Now, let's say you're a health coach, though. What is the financial ROI in that situation? Well, you're probably going to help them save money on doctors and hospital bills, just from the health issues that you're going to help them avoid. Plus, because your clients are going to start to feel so much better, physically and emotionally and mentally, well, their performance at work is going to go way up. And what's that going to do? Well, that's going to position them for career growth that just isn't possible with their current health and energy levels. In that way, health coaching, when done right, helps the client both save money and make more money, and that is a really hard, concrete financial return on investment.

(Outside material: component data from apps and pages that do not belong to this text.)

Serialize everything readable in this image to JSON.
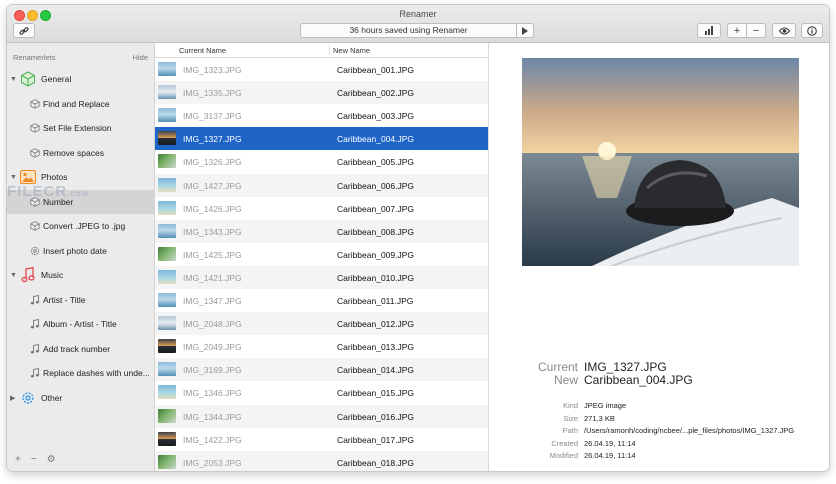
{
  "window": {
    "title": "Renamer"
  },
  "toolbar": {
    "status_text": "36 hours saved using Renamer"
  },
  "sidebar": {
    "header": "Renamerlets",
    "hide_label": "Hide",
    "rows": [
      {
        "type": "category",
        "label": "General",
        "icon": "cube-icon",
        "expanded": true
      },
      {
        "type": "item",
        "label": "Find and Replace",
        "icon": "cube-small-icon"
      },
      {
        "type": "item",
        "label": "Set File Extension",
        "icon": "cube-small-icon"
      },
      {
        "type": "item",
        "label": "Remove spaces",
        "icon": "cube-small-icon"
      },
      {
        "type": "category",
        "label": "Photos",
        "icon": "photo-icon",
        "expanded": true
      },
      {
        "type": "item",
        "label": "Number",
        "icon": "cube-small-icon",
        "selected": true
      },
      {
        "type": "item",
        "label": "Convert .JPEG to .jpg",
        "icon": "cube-small-icon"
      },
      {
        "type": "item",
        "label": "Insert photo date",
        "icon": "gear-small-icon"
      },
      {
        "type": "category",
        "label": "Music",
        "icon": "music-note-icon",
        "expanded": true
      },
      {
        "type": "item",
        "label": "Artist - Title",
        "icon": "music-small-icon"
      },
      {
        "type": "item",
        "label": "Album - Artist - Title",
        "icon": "music-small-icon"
      },
      {
        "type": "item",
        "label": "Add track number",
        "icon": "music-small-icon"
      },
      {
        "type": "item",
        "label": "Replace dashes with unde...",
        "icon": "music-small-icon"
      },
      {
        "type": "category",
        "label": "Other",
        "icon": "gear-icon",
        "expanded": false
      }
    ],
    "footer": {
      "add": "+",
      "remove": "−",
      "gear": "⚙"
    }
  },
  "watermark": {
    "text": "FILECR",
    "sub": ".com"
  },
  "file_list": {
    "columns": {
      "current": "Current Name",
      "new": "New Name"
    },
    "rows": [
      {
        "current": "IMG_1323.JPG",
        "new": "Caribbean_001.JPG",
        "thumb": "sea"
      },
      {
        "current": "IMG_1335.JPG",
        "new": "Caribbean_002.JPG",
        "thumb": "boat"
      },
      {
        "current": "IMG_3137.JPG",
        "new": "Caribbean_003.JPG",
        "thumb": "sea"
      },
      {
        "current": "IMG_1327.JPG",
        "new": "Caribbean_004.JPG",
        "thumb": "sunset",
        "selected": true
      },
      {
        "current": "IMG_1326.JPG",
        "new": "Caribbean_005.JPG",
        "thumb": "palm"
      },
      {
        "current": "IMG_1427.JPG",
        "new": "Caribbean_006.JPG",
        "thumb": "beach"
      },
      {
        "current": "IMG_1426.JPG",
        "new": "Caribbean_007.JPG",
        "thumb": "beach"
      },
      {
        "current": "IMG_1343.JPG",
        "new": "Caribbean_008.JPG",
        "thumb": "sea"
      },
      {
        "current": "IMG_1425.JPG",
        "new": "Caribbean_009.JPG",
        "thumb": "palm"
      },
      {
        "current": "IMG_1421.JPG",
        "new": "Caribbean_010.JPG",
        "thumb": "beach"
      },
      {
        "current": "IMG_1347.JPG",
        "new": "Caribbean_011.JPG",
        "thumb": "sea"
      },
      {
        "current": "IMG_2048.JPG",
        "new": "Caribbean_012.JPG",
        "thumb": "boat"
      },
      {
        "current": "IMG_2049.JPG",
        "new": "Caribbean_013.JPG",
        "thumb": "sunset"
      },
      {
        "current": "IMG_3169.JPG",
        "new": "Caribbean_014.JPG",
        "thumb": "sea"
      },
      {
        "current": "IMG_1346.JPG",
        "new": "Caribbean_015.JPG",
        "thumb": "beach"
      },
      {
        "current": "IMG_1344.JPG",
        "new": "Caribbean_016.JPG",
        "thumb": "palm"
      },
      {
        "current": "IMG_1422.JPG",
        "new": "Caribbean_017.JPG",
        "thumb": "sunset"
      },
      {
        "current": "IMG_2053.JPG",
        "new": "Caribbean_018.JPG",
        "thumb": "palm"
      }
    ]
  },
  "detail": {
    "current_label": "Current",
    "current_value": "IMG_1327.JPG",
    "new_label": "New",
    "new_value": "Caribbean_004.JPG",
    "meta": [
      {
        "label": "Kind",
        "value": "JPEG image"
      },
      {
        "label": "Size",
        "value": "271,3 KB"
      },
      {
        "label": "Path",
        "value": "/Users/ramonh/coding/ncbee/...ple_files/photos/IMG_1327.JPG"
      },
      {
        "label": "Created",
        "value": "26.04.19, 11:14"
      },
      {
        "label": "Modified",
        "value": "26.04.19, 11:14"
      }
    ]
  },
  "colors": {
    "selection": "#1f65c8",
    "sidebar_bg": "#ebebeb"
  }
}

As one more example of a financial ROI, let's say you're a relationship coach. Well, you're going to help your clients save so much money, because what you're going to do working with them is help them deal with issues now in their relationship, rather than waiting until they're in a crisis mode and are shelling out for expensive couples therapy and an even more expensive divorce. But a financial return on investment is not the only type of ROI that you can help a client achieve. For example, there are health ROIs, in terms of avoiding health issues, improving quality of life, and improving general satisfaction with life. There are time returns on investment, which are helping your client either save time or create more time in their day, both of which are incredibly valuable to the right ideal client. Ultimately, there should be and probably already is a return on investment in every part of your client's life, so that means that your client is benefiting not just in this specific area that you're helping them in, but instead, benefiting in all these different areas.

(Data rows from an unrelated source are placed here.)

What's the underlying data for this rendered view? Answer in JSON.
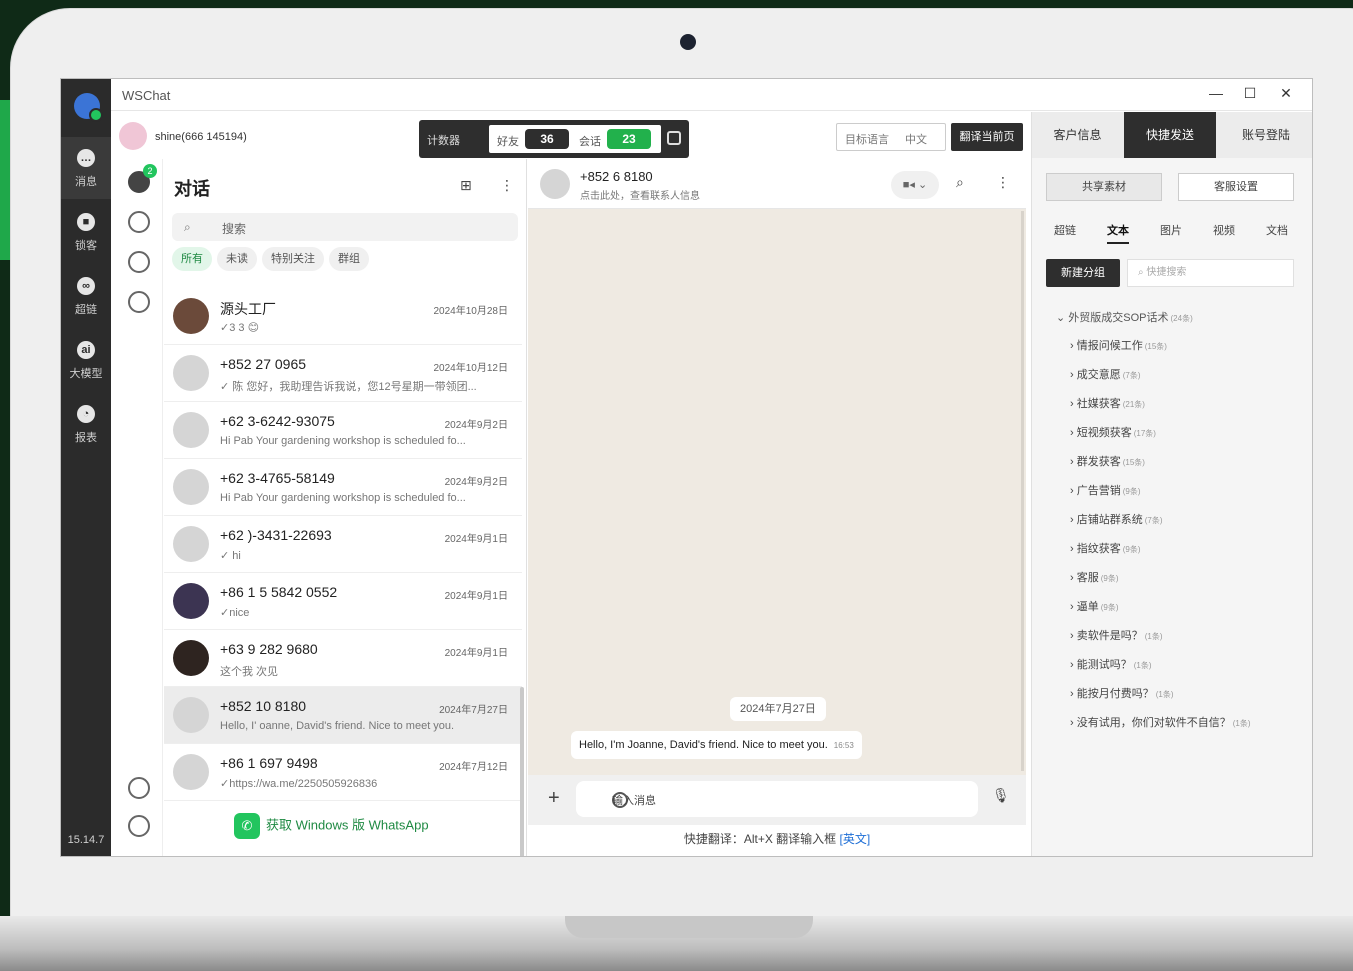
{
  "window": {
    "title": "WSChat",
    "minimize": "—",
    "maximize": "☐",
    "close": "✕"
  },
  "rail": {
    "items": [
      {
        "label": "消息",
        "icon": "message-icon"
      },
      {
        "label": "锁客",
        "icon": "lock-icon"
      },
      {
        "label": "超链",
        "icon": "link-icon"
      },
      {
        "label": "大模型",
        "icon": "ai-model-icon"
      },
      {
        "label": "报表",
        "icon": "report-icon"
      }
    ],
    "version": "15.14.7"
  },
  "account": {
    "name": "shine(666   145194)"
  },
  "counter": {
    "label": "计数器",
    "friends_label": "好友",
    "friends_value": "36",
    "sessions_label": "会话",
    "sessions_value": "23"
  },
  "translate": {
    "target_lang": "目标语言",
    "lang": "中文",
    "button": "翻译当前页"
  },
  "subnav": {
    "badge": "2"
  },
  "conversations": {
    "heading": "对话",
    "search_placeholder": "搜索",
    "filters": [
      "所有",
      "未读",
      "特别关注",
      "群组"
    ],
    "items": [
      {
        "name": "源头工厂",
        "date": "2024年10月28日",
        "msg": "✓3     3 😊"
      },
      {
        "name": "+852   27 0965",
        "date": "2024年10月12日",
        "msg": "✓ 陈    您好，我助理告诉我说，您12号星期一带领团..."
      },
      {
        "name": "+62   3-6242-93075",
        "date": "2024年9月2日",
        "msg": "Hi Pab    Your gardening workshop is scheduled fo..."
      },
      {
        "name": "+62   3-4765-58149",
        "date": "2024年9月2日",
        "msg": "Hi Pab    Your gardening workshop is scheduled fo..."
      },
      {
        "name": "+62   )-3431-22693",
        "date": "2024年9月1日",
        "msg": "✓ hi"
      },
      {
        "name": "+86 1  5 5842 0552",
        "date": "2024年9月1日",
        "msg": "✓nice"
      },
      {
        "name": "+63 9   282 9680",
        "date": "2024年9月1日",
        "msg": "这个我    次见"
      },
      {
        "name": "+852     10 8180",
        "date": "2024年7月27日",
        "msg": "Hello, I'   oanne, David's friend. Nice to meet you."
      },
      {
        "name": "+86 1     697 9498",
        "date": "2024年7月12日",
        "msg": "✓https://wa.me/2250505926836"
      }
    ],
    "get_windows": "获取 Windows 版 WhatsApp"
  },
  "chat": {
    "contact_name": "+852 6    8180",
    "contact_sub": "点击此处，查看联系人信息",
    "date_chip": "2024年7月27日",
    "message": "Hello, I'm Joanne, David's friend. Nice to meet you.",
    "message_time": "16:53",
    "input_placeholder": "输入消息",
    "shortcut_text": "快捷翻译：Alt+X 翻译输入框",
    "shortcut_lang": "[英文]"
  },
  "right_panel": {
    "tabs": [
      "客户信息",
      "快捷发送",
      "账号登陆"
    ],
    "buttons": [
      "共享素材",
      "客服设置"
    ],
    "media_tabs": [
      "超链",
      "文本",
      "图片",
      "视频",
      "文档"
    ],
    "new_group": "新建分组",
    "quick_search": "快捷搜索",
    "root": {
      "label": "外贸版成交SOP话术",
      "count": "(24条)"
    },
    "nodes": [
      {
        "label": "情报问候工作",
        "count": "(15条)"
      },
      {
        "label": "成交意愿",
        "count": "(7条)"
      },
      {
        "label": "社媒获客",
        "count": "(21条)"
      },
      {
        "label": "短视频获客",
        "count": "(17条)"
      },
      {
        "label": "群发获客",
        "count": "(15条)"
      },
      {
        "label": "广告营销",
        "count": "(9条)"
      },
      {
        "label": "店铺站群系统",
        "count": "(7条)"
      },
      {
        "label": "指纹获客",
        "count": "(9条)"
      },
      {
        "label": "客服",
        "count": "(9条)"
      },
      {
        "label": "逼单",
        "count": "(9条)"
      },
      {
        "label": "卖软件是吗？",
        "count": "(1条)"
      },
      {
        "label": "能测试吗？",
        "count": "(1条)"
      },
      {
        "label": "能按月付费吗？",
        "count": "(1条)"
      },
      {
        "label": "没有试用，你们对软件不自信？",
        "count": "(1条)"
      }
    ]
  }
}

It's important to note that once you identify the ROI, it doesn't mean that in your content and messaging you just need to be listing out all of these returns on investment, because that's going to dilute your messaging. What it's going to help you do is, when you're talking with prospective clients about your offer, you're going to be able to say concretely how it addresses all of the concerns that they're sharing with you. It will also help when it comes time to address any objections or concerns that your ideal client might have. Let's say that you're talking with a prospective client, and they seem like they're ready to move forward, but they say they don't have enough time to really give the coaching the attention that it needs. Well, that's when you—because you know what the ROI is on your coaching—can say, “I completely understand that that's such a huge issue, and in fact, here are all the ways that this program is actually going to help you save time.”

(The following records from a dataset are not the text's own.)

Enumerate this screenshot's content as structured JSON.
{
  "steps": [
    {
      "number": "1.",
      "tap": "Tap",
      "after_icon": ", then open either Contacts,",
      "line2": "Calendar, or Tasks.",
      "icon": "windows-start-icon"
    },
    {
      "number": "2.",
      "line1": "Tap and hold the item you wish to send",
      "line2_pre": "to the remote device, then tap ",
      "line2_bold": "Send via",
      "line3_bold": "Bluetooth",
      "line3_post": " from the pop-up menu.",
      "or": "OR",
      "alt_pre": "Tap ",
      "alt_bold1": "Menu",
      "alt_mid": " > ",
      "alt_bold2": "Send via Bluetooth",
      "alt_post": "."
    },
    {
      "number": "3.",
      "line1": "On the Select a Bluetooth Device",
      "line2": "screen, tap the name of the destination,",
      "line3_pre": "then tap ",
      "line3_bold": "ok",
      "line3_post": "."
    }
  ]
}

To wrap up, the moral of today's story, of this episode, is that you really need to be clear on the return on investment that you are offering in your coaching, and that return on investment is not limited to helping people make more money. In fact, it goes way deeper than that, and there are so many types of return on investment, such as financial, health, time, relationships, and so many other areas of life. And when you are really clear on what that ROI is, you're going to be able to focus your messaging and much more, and then really better communicate the value of your coaching.
You Only Need 2 Ingredients to Rapidly Scale Your Email List...
Enter your details below, and I'll send over my two-part training series that gives you the two ingredients you need to scale your email list today.
You're safe with me. I'll never spam you or sell your contact info. Unsubscribe at any time.